The largest sweet world.
The greatest appellation for liquoreux, ie. very sweet white wine, is Monbazillac. It is harvested in successive stages, with the result of a very elegant wine, revealing a pungent bouquet with hints of acacia honey and spices. Two types of Monbazillac are available:
Classic Monbazillac, with sugar levels ranging in the first category of liquoreux – it is perfect for an aperitive drink, or served with a meal, with selected dishes.
Monbazillac made from “selected noble grapes” comes, it goes without saying, as a wine with a level of sweetness reaching above 85 gram, for a pure moment of pleasurable enjoyment, or accompanying a well-chosen dessert.
Julius Caesar’s legions brought the vines to the region, but it was at the very beginning of the Middles Ages that winegrowing began to prevail in the Dordogne valley, within the region of Périgord. As for Monbazillac, it came to existence during the Middle Ages. Legend has it that in the 10th century, the monks of Saint Martin, too busy with other chores, neglected their vineyards, allowing Botrytis Cinerea to develop on the grapes. The renown of Monbazillac and of its nectar became well established, as another legend proves it: a man from Bergerac who visited Rome and the Vatican was presented to the Pope as ‘a bourgeois from Bergerac’, to which the Holy Father replied with a smile: “Ah! Bergerac… close to Monbazillac surely!”
Monbazillac is without doubt the most famous of all wines produced in Dordogne. The vineyards spread over the south slopes of the valley, and they are some of the oldest in the region. Their particularity is their North orientation, steeply sloping towards the plains surrounding the Dordogne river. The terroir of Monbazillac stretches over almost 10,000 acres and 5 villages: Pomport, Rouffignac, Colombier, Saint Laurent des Vignes and Monbazillac.

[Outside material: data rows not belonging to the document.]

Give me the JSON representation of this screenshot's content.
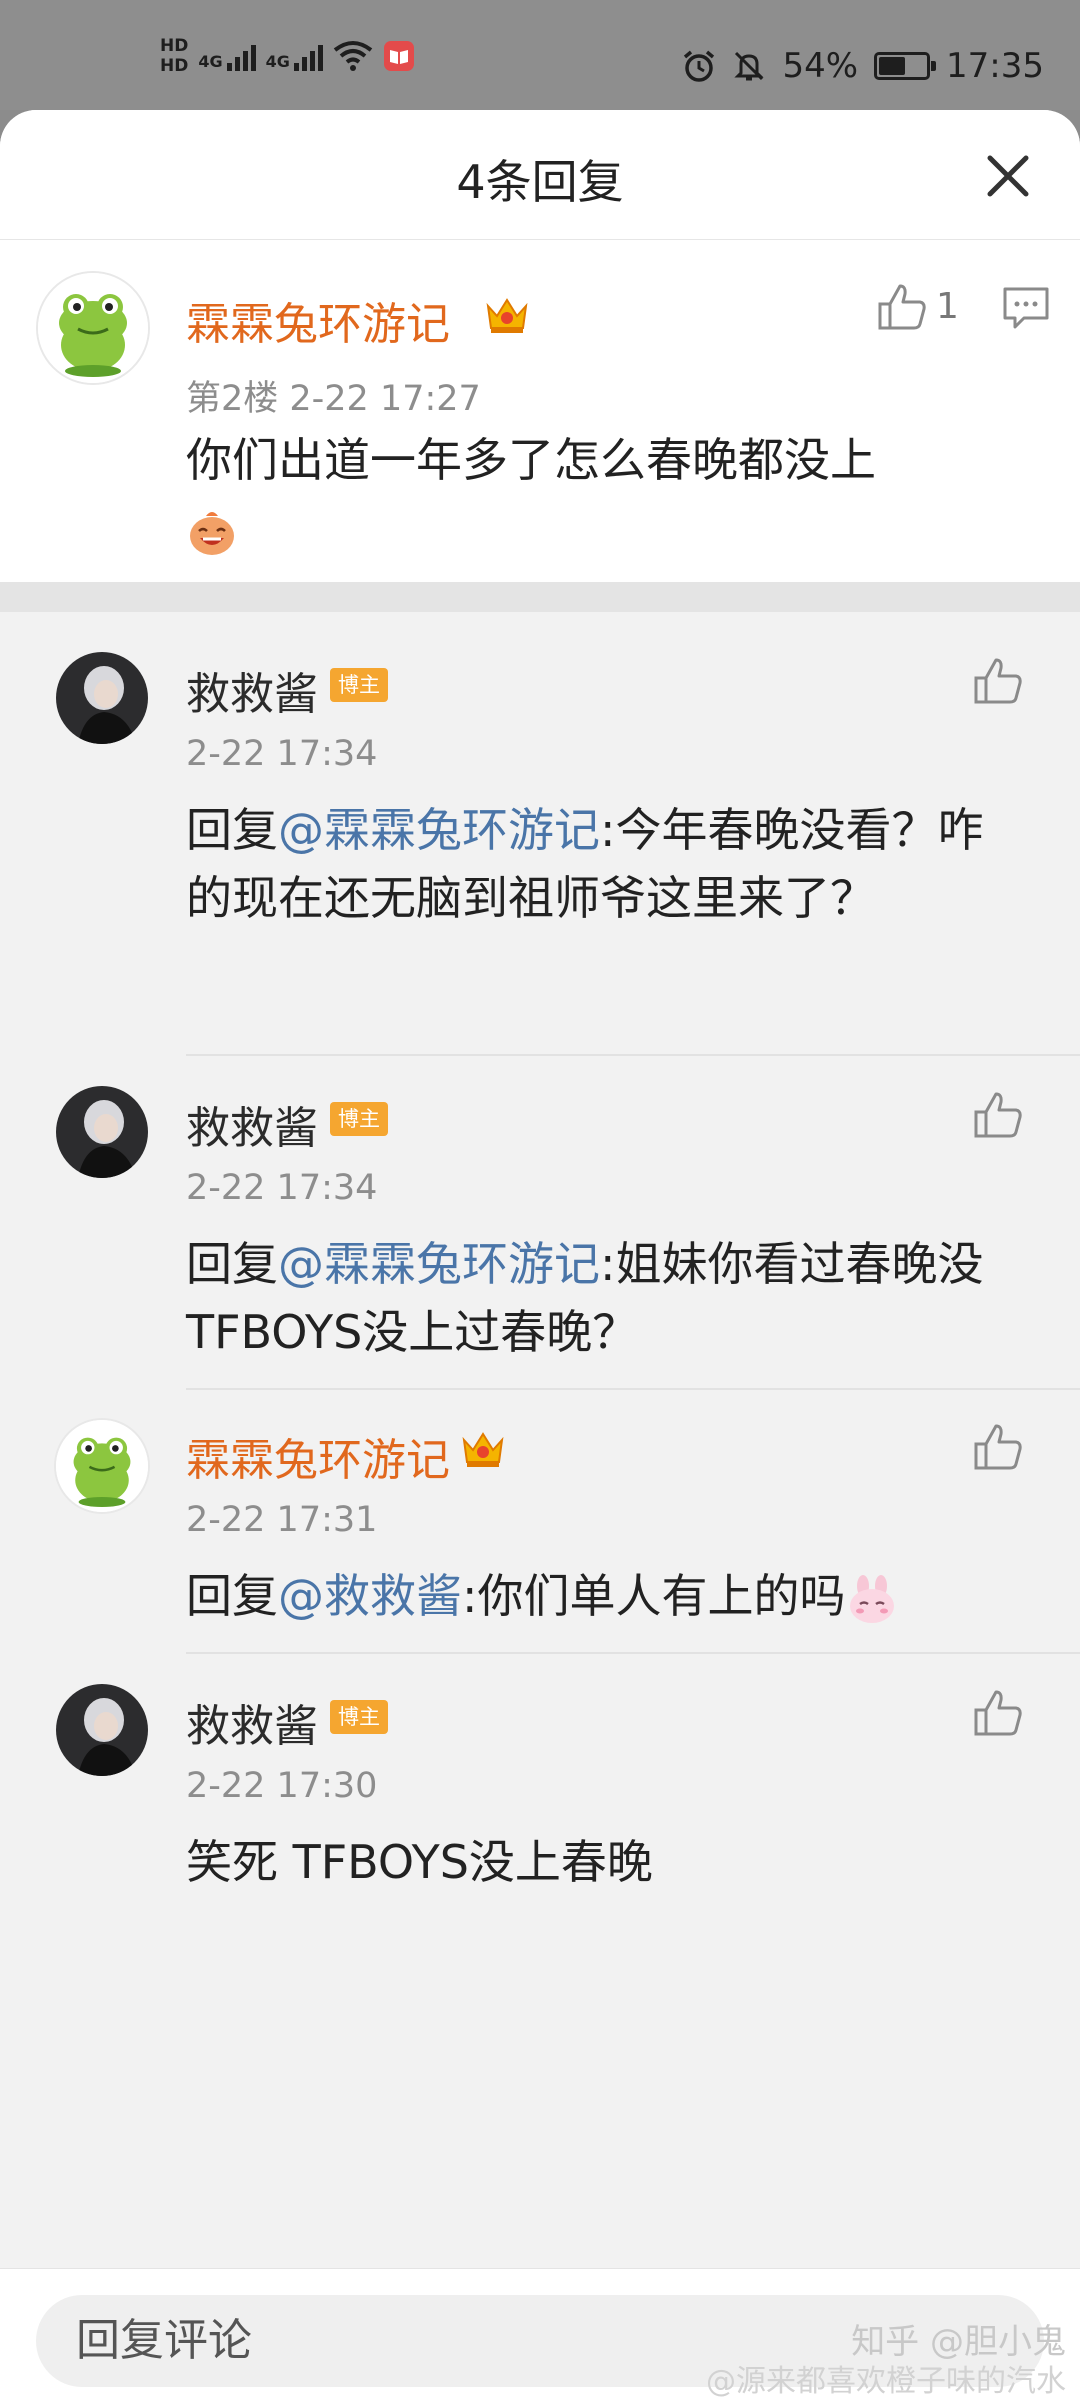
{
  "status_bar": {
    "hd1": "HD",
    "hd2": "HD",
    "net1": "4G",
    "net2": "4G",
    "battery_percent": "54%",
    "battery_level": 0.54,
    "time": "17:35"
  },
  "sheet": {
    "title": "4条回复",
    "close_icon": "close-icon"
  },
  "main_comment": {
    "author": "霖霖兔环游记",
    "floor_time": "第2楼 2-22 17:27",
    "text": "你们出道一年多了怎么春晚都没上",
    "like_count": "1"
  },
  "replies": [
    {
      "author": "救救酱",
      "badge": "博主",
      "time": "2-22 17:34",
      "prefix": "回复",
      "mention": "@霖霖兔环游记",
      "body": ":今年春晚没看？咋的现在还无脑到祖师爷这里来了？"
    },
    {
      "author": "救救酱",
      "badge": "博主",
      "time": "2-22 17:34",
      "prefix": "回复",
      "mention": "@霖霖兔环游记",
      "body": ":姐妹你看过春晚没TFBOYS没上过春晚？"
    },
    {
      "author": "霖霖兔环游记",
      "time": "2-22 17:31",
      "prefix": "回复",
      "mention": "@救救酱",
      "body": ":你们单人有上的吗"
    },
    {
      "author": "救救酱",
      "badge": "博主",
      "time": "2-22 17:30",
      "body": "笑死 TFBOYS没上春晚"
    }
  ],
  "bottom_bar": {
    "placeholder": "回复评论"
  },
  "watermark": {
    "line1": "知乎 @胆小鬼",
    "line2": "@源来都喜欢橙子味的汽水"
  },
  "colors": {
    "accent_orange": "#e1681d",
    "mention_blue": "#4a75a8",
    "badge_orange": "#f5a630"
  }
}
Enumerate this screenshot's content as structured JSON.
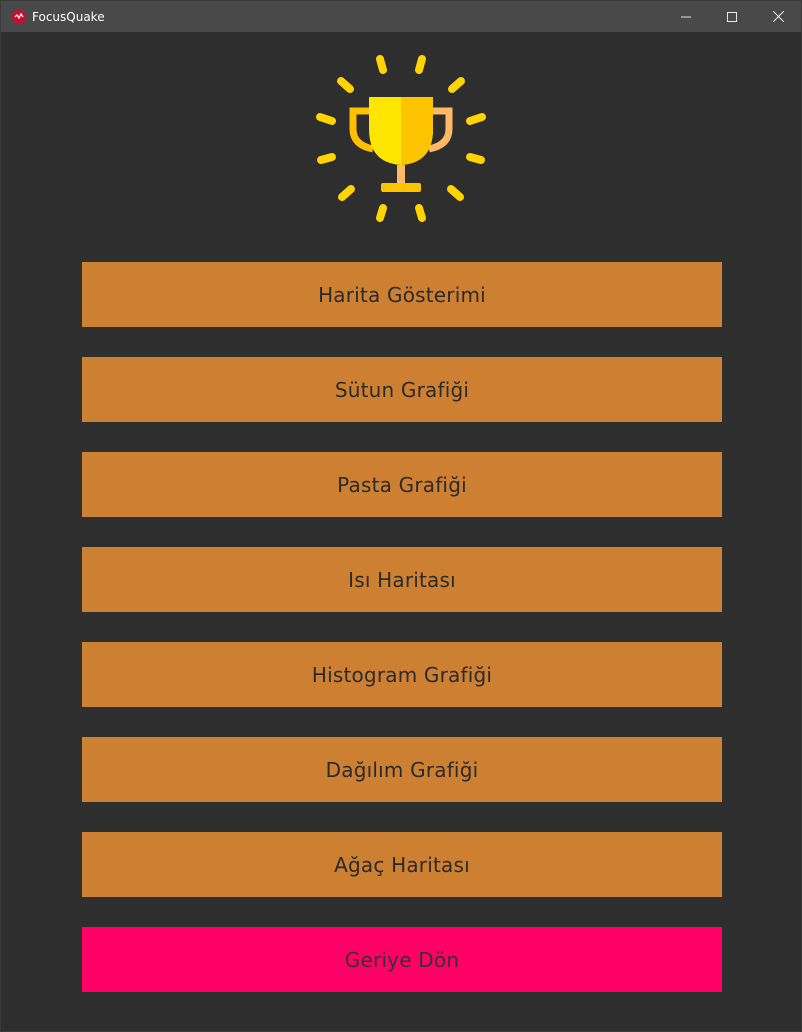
{
  "window": {
    "title": "FocusQuake",
    "controls": [
      "minimize-icon",
      "maximize-icon",
      "close-icon"
    ]
  },
  "logo": {
    "icon": "trophy-icon"
  },
  "menu": {
    "buttons": [
      {
        "label": "Harita Gösterimi"
      },
      {
        "label": "Sütun Grafiği"
      },
      {
        "label": "Pasta Grafiği"
      },
      {
        "label": "Isı Haritası"
      },
      {
        "label": "Histogram Grafiği"
      },
      {
        "label": "Dağılım Grafiği"
      },
      {
        "label": "Ağaç Haritası"
      }
    ],
    "back_label": "Geriye Dön"
  },
  "colors": {
    "background": "#2e2e2e",
    "button": "#cd7f32",
    "back_button": "#ff0066",
    "trophy_gold": "#ffd400"
  }
}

The vineyards enjoy a particular type of temperate climate – the most remarkable phenomenon takes place in Autumn, when the morning mist is followed by the afternoon heat from the sun. The humidity, during this still-warm season, enables the growth of a microscopic mushroom called Botrytis Cinerea. This mushroom reduces the flesh volume inside the grape, modifying its nature and increasing its sugar content. The natural concentration of sugar, formed by the ‘noble rot’ caused by Botrytis Cinerea is necessary to the elaboration of all high quality liquoreux sweet wines.
Potential for laying-down
Monbazillac reveals its charm quite naturally when served with goose or duck foie gras. It is just as appealing with a light and fragrant dessert, in the company of its longstanding friends – strawberries.